● Study material:

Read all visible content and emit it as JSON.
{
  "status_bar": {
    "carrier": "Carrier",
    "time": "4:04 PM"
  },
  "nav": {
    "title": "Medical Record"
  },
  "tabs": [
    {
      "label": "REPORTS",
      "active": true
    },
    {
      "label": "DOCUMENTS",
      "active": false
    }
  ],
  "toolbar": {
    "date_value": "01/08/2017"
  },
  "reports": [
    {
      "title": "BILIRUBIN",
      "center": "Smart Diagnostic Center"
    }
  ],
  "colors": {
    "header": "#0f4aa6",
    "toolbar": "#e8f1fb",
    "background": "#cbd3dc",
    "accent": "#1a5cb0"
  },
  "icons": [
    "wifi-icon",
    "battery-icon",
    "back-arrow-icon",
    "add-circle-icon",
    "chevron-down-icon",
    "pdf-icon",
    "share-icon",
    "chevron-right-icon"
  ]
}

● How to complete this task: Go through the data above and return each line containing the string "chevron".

● Solved exercise:
    "chevron-down-icon",
    "chevron-right-icon"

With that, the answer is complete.